The British study included 24 people. During their travels to 17 countries and regions, most unplugged from technologies such as mobile phones, laptops, tablets, social media and navigation tools for more than 24 hours.

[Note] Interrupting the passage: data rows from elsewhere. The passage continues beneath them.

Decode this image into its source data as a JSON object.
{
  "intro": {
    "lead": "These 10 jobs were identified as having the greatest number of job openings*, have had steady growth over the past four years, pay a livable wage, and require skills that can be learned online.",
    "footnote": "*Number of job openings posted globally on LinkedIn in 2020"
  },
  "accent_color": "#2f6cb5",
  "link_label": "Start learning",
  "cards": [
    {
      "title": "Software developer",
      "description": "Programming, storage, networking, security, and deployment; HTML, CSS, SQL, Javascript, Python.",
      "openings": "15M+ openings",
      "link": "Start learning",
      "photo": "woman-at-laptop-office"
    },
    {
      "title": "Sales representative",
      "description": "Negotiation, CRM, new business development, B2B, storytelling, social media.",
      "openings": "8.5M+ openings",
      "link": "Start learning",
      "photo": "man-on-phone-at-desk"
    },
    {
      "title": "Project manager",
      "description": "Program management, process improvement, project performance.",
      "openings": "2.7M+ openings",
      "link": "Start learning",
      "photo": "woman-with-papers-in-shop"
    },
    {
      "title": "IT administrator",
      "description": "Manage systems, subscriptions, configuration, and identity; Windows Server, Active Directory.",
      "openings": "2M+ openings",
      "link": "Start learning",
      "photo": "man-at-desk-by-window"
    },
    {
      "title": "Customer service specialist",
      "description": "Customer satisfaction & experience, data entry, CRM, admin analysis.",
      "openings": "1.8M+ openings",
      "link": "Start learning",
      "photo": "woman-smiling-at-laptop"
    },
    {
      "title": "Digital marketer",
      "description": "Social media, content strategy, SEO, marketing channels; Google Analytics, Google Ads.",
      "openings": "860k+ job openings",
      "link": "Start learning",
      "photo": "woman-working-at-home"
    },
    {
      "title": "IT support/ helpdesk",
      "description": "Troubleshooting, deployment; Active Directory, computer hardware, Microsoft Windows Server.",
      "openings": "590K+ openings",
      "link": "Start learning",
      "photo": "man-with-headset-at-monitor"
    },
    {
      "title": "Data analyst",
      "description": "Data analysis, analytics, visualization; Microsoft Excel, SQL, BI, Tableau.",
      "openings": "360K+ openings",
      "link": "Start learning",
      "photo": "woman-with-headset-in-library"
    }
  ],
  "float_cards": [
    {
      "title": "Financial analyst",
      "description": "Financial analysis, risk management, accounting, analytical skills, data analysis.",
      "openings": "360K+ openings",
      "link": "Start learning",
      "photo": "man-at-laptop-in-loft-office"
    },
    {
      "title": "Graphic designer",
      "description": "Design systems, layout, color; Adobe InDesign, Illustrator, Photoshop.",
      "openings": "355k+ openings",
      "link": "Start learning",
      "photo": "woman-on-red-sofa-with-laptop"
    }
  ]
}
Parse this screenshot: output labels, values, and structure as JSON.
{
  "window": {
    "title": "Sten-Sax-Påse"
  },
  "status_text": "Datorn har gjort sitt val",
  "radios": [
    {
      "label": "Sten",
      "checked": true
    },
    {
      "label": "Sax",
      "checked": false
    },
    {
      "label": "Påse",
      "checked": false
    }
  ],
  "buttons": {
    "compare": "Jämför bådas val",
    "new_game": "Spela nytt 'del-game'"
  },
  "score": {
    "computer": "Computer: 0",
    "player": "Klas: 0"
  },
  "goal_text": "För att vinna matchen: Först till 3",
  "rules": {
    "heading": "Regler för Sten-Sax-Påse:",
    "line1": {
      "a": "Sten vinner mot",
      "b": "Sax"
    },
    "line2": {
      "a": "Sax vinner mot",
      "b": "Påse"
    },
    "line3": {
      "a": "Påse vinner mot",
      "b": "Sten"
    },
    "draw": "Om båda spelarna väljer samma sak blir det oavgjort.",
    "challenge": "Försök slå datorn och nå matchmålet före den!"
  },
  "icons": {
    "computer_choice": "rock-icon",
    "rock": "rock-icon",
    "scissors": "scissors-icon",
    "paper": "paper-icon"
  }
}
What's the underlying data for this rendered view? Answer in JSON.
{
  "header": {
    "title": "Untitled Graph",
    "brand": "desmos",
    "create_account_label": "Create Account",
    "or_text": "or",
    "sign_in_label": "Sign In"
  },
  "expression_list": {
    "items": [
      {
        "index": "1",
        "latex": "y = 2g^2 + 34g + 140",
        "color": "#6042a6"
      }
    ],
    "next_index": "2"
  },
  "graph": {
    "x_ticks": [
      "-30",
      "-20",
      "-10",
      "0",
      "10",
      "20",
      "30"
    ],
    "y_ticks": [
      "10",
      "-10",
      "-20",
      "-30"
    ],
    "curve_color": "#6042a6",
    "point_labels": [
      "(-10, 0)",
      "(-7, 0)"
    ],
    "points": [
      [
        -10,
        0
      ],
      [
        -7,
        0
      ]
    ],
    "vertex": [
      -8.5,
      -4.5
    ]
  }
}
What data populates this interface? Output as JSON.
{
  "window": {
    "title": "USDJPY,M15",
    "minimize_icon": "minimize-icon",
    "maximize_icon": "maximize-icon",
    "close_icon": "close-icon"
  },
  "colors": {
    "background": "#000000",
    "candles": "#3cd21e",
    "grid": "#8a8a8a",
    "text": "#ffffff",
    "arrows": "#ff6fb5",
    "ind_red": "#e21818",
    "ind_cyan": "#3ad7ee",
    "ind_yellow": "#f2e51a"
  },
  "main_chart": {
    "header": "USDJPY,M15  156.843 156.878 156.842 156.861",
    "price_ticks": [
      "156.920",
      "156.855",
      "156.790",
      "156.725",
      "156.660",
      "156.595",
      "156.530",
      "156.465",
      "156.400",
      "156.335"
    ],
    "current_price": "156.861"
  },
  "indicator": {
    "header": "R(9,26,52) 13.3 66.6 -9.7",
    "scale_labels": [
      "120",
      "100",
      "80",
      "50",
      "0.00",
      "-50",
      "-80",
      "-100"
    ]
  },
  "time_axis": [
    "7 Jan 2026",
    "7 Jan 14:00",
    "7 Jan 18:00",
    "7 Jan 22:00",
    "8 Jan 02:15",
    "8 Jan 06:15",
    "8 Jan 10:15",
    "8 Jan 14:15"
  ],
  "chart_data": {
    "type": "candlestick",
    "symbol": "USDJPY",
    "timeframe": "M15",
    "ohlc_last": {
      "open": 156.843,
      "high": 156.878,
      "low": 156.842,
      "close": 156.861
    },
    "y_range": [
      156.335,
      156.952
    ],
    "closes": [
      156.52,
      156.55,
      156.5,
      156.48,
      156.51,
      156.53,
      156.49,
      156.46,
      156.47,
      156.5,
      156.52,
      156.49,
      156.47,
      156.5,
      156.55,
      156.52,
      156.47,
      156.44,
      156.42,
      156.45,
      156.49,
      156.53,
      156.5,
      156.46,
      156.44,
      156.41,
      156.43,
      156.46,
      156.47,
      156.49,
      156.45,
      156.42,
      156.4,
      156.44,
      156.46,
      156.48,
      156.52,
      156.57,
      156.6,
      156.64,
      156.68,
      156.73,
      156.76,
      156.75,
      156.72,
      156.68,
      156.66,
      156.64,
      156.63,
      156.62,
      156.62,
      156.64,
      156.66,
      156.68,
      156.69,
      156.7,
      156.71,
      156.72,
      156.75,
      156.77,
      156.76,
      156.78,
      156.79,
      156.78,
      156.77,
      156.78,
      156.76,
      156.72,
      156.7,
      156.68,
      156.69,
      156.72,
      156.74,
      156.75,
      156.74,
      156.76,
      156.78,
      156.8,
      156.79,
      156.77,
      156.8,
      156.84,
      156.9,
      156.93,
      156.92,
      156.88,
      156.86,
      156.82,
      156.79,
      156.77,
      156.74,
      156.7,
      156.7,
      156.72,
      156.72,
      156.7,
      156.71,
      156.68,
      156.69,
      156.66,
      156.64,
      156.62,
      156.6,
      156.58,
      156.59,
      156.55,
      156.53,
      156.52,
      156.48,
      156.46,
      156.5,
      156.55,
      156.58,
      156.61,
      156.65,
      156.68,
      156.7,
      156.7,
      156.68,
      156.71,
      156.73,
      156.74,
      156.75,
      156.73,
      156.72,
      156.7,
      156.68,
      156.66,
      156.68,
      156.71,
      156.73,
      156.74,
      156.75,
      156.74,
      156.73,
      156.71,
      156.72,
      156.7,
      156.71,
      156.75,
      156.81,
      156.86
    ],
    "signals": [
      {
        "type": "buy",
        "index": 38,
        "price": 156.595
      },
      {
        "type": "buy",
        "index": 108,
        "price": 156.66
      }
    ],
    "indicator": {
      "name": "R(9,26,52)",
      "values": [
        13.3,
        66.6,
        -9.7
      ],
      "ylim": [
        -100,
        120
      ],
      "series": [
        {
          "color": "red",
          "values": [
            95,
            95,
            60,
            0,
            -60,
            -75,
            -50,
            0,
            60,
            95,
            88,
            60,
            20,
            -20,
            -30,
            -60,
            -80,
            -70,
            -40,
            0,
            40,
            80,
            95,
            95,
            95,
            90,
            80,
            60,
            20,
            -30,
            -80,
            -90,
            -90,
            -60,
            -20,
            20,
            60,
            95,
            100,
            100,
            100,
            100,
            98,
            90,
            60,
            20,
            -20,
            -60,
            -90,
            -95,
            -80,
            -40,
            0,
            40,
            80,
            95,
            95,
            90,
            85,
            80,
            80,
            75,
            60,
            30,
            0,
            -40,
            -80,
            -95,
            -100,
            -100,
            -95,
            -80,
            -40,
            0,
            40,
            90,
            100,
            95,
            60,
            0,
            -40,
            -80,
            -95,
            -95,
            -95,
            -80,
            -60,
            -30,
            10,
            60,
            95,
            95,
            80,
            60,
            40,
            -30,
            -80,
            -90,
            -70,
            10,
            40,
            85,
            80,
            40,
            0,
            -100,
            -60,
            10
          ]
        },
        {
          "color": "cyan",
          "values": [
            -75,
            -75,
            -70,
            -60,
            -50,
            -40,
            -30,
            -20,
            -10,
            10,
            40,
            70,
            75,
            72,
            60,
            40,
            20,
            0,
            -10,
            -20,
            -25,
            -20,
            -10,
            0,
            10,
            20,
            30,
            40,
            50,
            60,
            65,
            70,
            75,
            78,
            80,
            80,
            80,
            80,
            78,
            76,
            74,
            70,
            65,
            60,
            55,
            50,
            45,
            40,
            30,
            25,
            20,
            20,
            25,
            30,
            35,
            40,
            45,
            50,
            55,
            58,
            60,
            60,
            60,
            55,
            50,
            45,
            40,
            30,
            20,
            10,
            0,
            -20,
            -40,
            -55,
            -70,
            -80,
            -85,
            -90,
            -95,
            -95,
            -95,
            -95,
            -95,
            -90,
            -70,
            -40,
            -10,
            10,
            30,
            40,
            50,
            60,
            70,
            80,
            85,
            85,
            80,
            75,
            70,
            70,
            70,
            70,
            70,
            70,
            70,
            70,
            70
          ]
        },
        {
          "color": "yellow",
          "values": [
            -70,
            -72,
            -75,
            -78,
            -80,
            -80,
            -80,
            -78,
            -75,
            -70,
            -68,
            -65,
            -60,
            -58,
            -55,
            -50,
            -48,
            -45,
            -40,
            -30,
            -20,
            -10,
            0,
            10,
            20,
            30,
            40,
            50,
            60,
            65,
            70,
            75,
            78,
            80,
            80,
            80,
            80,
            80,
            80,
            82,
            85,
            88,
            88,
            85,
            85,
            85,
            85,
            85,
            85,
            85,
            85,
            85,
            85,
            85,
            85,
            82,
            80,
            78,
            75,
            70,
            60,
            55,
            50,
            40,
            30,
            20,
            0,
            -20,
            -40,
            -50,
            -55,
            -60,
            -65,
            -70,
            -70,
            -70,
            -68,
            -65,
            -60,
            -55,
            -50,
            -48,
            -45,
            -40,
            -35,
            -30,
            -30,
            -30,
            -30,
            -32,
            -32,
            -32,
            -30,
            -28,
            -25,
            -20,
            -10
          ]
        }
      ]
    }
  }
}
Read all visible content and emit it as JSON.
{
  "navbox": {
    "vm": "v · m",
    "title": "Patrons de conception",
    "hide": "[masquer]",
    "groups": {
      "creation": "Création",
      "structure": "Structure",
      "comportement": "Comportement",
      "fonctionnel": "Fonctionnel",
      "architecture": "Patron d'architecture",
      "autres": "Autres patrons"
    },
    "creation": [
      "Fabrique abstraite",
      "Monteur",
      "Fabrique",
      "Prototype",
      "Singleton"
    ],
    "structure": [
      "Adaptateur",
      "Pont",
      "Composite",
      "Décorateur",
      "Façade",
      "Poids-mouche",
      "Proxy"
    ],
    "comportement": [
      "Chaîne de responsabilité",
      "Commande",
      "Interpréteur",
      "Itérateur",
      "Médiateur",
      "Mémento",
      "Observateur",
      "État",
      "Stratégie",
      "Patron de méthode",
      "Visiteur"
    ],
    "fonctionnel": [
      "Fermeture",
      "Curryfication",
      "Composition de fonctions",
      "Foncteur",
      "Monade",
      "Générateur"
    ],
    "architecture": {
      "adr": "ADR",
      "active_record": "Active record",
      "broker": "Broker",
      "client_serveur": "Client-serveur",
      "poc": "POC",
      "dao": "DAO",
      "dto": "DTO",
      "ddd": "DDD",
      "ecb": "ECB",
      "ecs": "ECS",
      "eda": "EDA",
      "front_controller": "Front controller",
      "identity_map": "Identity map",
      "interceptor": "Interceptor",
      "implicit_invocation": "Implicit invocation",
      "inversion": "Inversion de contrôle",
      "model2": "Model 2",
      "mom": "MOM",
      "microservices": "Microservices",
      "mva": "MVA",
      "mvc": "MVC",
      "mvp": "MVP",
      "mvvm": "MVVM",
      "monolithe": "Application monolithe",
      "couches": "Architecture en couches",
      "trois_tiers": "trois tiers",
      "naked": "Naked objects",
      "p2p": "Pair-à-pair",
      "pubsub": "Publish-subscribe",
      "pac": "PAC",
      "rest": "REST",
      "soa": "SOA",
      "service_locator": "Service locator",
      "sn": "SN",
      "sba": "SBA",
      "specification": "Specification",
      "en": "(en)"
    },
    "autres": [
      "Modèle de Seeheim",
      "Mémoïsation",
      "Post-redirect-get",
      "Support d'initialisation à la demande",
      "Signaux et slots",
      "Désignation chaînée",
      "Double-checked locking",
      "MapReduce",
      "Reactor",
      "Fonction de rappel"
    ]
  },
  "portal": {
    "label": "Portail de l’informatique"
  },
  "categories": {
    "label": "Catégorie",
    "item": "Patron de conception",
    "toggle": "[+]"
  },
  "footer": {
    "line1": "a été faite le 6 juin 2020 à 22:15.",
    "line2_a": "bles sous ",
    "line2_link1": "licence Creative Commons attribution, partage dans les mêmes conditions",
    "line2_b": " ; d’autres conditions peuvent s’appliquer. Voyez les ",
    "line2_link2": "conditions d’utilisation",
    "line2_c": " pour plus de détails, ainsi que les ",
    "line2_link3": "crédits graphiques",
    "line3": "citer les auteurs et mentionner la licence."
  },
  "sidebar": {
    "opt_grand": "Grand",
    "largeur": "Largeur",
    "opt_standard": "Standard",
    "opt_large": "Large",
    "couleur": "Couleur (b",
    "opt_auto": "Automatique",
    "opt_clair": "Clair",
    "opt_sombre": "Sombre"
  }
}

Their reactions before, during and after their "digital detox" were gathered through diaries and interviews.

Many had initial anxiety, frustration and withdrawal symptoms, but then increased levels of acceptance, enjoyment and even liberation, according to the study published Aug. 14 in the Journal of Travel Research.

"Many people are increasingly getting tired of constant connections through technologies and there is a growing trend for digital-free tourism, so it is helpful to see the emotional journey that these travelers are experiencing," said lead author Wenjie Cai, a lecturer at the University of Greenwich in London.

Researchers said there is growing demand for digital detox holidays.

"Our participants reported that they not only engaged more with other travelers and locals during their disconnected travels, but that they also spent more time with their travel companions," Cai said in a journal news release.

The findings could be important for travel companies seeking to develop off-the-grid vacation packages, according to study co-author Brad McKenna, a lecturer at the University of East Anglia's Norwich Business School.

"Understanding what triggers consumers' negative and positive emotions can help service providers to improve products and marketing strategies," he said in the news release. "The trips our travelers took varied in terms of lengths and types of destinations, which provides useful insights into various influencing factors on emotions."

McKenna noted that some participants enjoyed being offline right away or after a brief adjustment, and others took longer to accept it.

"Many also pointed out that they were much more attentive and focused on their surroundings while disconnected, rather than getting distracted by incoming messages, notifications or alerts from their mobile apps," he added.

However, the study found there was a downside: Many participants were overwhelmed when they saw all the incoming messages and notifications received while they were away.

More information

The Henry Ford Health System offers ideas on how to take a break from digital technology.